> _What you need to do_: This task calls for every entry below to be repeated exactly.

> _Dataset content_:
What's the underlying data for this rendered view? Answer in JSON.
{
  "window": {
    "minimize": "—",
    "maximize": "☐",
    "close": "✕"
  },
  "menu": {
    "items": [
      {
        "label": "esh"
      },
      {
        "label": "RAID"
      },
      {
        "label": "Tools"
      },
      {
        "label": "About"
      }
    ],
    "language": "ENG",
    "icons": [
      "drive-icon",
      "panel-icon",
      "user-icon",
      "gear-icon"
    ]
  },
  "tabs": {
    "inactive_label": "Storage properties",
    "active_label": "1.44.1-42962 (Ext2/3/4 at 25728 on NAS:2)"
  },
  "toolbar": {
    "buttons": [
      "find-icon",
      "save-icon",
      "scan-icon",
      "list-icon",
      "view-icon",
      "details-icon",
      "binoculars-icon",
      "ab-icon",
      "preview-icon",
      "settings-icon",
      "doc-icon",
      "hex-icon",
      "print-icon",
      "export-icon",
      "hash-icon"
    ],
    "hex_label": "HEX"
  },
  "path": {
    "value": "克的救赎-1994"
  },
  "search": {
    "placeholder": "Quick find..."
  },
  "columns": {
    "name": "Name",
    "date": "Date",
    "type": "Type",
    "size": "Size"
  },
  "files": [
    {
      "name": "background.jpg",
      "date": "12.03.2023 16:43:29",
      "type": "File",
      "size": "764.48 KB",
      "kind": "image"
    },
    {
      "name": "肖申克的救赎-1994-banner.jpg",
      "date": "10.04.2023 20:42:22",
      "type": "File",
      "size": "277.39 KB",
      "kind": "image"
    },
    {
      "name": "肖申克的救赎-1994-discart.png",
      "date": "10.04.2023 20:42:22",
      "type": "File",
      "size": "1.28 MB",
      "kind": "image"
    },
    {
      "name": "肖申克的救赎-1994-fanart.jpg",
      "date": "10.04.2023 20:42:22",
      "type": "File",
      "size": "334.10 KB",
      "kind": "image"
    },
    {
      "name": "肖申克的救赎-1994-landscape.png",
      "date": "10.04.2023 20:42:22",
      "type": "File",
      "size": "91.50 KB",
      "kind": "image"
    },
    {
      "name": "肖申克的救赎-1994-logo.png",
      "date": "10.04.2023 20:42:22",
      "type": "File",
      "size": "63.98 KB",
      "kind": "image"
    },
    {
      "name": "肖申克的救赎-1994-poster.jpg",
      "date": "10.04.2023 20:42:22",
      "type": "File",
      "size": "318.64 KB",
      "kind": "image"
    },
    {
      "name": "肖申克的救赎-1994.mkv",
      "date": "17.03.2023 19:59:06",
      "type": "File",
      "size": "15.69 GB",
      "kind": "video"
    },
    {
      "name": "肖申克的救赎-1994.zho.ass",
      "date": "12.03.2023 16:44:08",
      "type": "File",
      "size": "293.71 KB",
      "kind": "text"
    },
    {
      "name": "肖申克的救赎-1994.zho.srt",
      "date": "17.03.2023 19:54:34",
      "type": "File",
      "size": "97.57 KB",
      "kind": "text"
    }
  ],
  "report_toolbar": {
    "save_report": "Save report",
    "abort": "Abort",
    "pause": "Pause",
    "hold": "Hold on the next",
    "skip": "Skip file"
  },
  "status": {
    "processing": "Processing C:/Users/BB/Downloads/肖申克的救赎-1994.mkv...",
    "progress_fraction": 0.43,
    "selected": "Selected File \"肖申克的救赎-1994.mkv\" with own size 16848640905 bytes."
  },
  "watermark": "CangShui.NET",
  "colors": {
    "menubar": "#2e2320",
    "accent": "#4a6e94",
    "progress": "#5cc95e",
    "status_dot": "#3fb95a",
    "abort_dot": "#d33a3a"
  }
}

> _Solved problem_:
What's the underlying data for this rendered view? Answer in JSON.
{
  "window": {
    "minimize": "—",
    "maximize": "☐",
    "close": "✕"
  },
  "menu": {
    "items": [
      {
        "label": "esh"
      },
      {
        "label": "RAID"
      },
      {
        "label": "Tools"
      },
      {
        "label": "About"
      }
    ],
    "language": "ENG",
    "icons": [
      "drive-icon",
      "panel-icon",
      "user-icon",
      "gear-icon"
    ]
  },
  "tabs": {
    "inactive_label": "Storage properties",
    "active_label": "1.44.1-42962 (Ext2/3/4 at 25728 on NAS:2)"
  },
  "toolbar": {
    "buttons": [
      "find-icon",
      "save-icon",
      "scan-icon",
      "list-icon",
      "view-icon",
      "details-icon",
      "binoculars-icon",
      "ab-icon",
      "preview-icon",
      "settings-icon",
      "doc-icon",
      "hex-icon",
      "print-icon",
      "export-icon",
      "hash-icon"
    ],
    "hex_label": "HEX"
  },
  "path": {
    "value": "克的救赎-1994"
  },
  "search": {
    "placeholder": "Quick find..."
  },
  "columns": {
    "name": "Name",
    "date": "Date",
    "type": "Type",
    "size": "Size"
  },
  "files": [
    {
      "name": "background.jpg",
      "date": "12.03.2023 16:43:29",
      "type": "File",
      "size": "764.48 KB",
      "kind": "image"
    },
    {
      "name": "肖申克的救赎-1994-banner.jpg",
      "date": "10.04.2023 20:42:22",
      "type": "File",
      "size": "277.39 KB",
      "kind": "image"
    },
    {
      "name": "肖申克的救赎-1994-discart.png",
      "date": "10.04.2023 20:42:22",
      "type": "File",
      "size": "1.28 MB",
      "kind": "image"
    },
    {
      "name": "肖申克的救赎-1994-fanart.jpg",
      "date": "10.04.2023 20:42:22",
      "type": "File",
      "size": "334.10 KB",
      "kind": "image"
    },
    {
      "name": "肖申克的救赎-1994-landscape.png",
      "date": "10.04.2023 20:42:22",
      "type": "File",
      "size": "91.50 KB",
      "kind": "image"
    },
    {
      "name": "肖申克的救赎-1994-logo.png",
      "date": "10.04.2023 20:42:22",
      "type": "File",
      "size": "63.98 KB",
      "kind": "image"
    },
    {
      "name": "肖申克的救赎-1994-poster.jpg",
      "date": "10.04.2023 20:42:22",
      "type": "File",
      "size": "318.64 KB",
      "kind": "image"
    },
    {
      "name": "肖申克的救赎-1994.mkv",
      "date": "17.03.2023 19:59:06",
      "type": "File",
      "size": "15.69 GB",
      "kind": "video"
    },
    {
      "name": "肖申克的救赎-1994.zho.ass",
      "date": "12.03.2023 16:44:08",
      "type": "File",
      "size": "293.71 KB",
      "kind": "text"
    },
    {
      "name": "肖申克的救赎-1994.zho.srt",
      "date": "17.03.2023 19:54:34",
      "type": "File",
      "size": "97.57 KB",
      "kind": "text"
    }
  ],
  "report_toolbar": {
    "save_report": "Save report",
    "abort": "Abort",
    "pause": "Pause",
    "hold": "Hold on the next",
    "skip": "Skip file"
  },
  "status": {
    "processing": "Processing C:/Users/BB/Downloads/肖申克的救赎-1994.mkv...",
    "progress_fraction": 0.43,
    "selected": "Selected File \"肖申克的救赎-1994.mkv\" with own size 16848640905 bytes."
  },
  "watermark": "CangShui.NET",
  "colors": {
    "menubar": "#2e2320",
    "accent": "#4a6e94",
    "progress": "#5cc95e",
    "status_dot": "#3fb95a",
    "abort_dot": "#d33a3a"
  }
}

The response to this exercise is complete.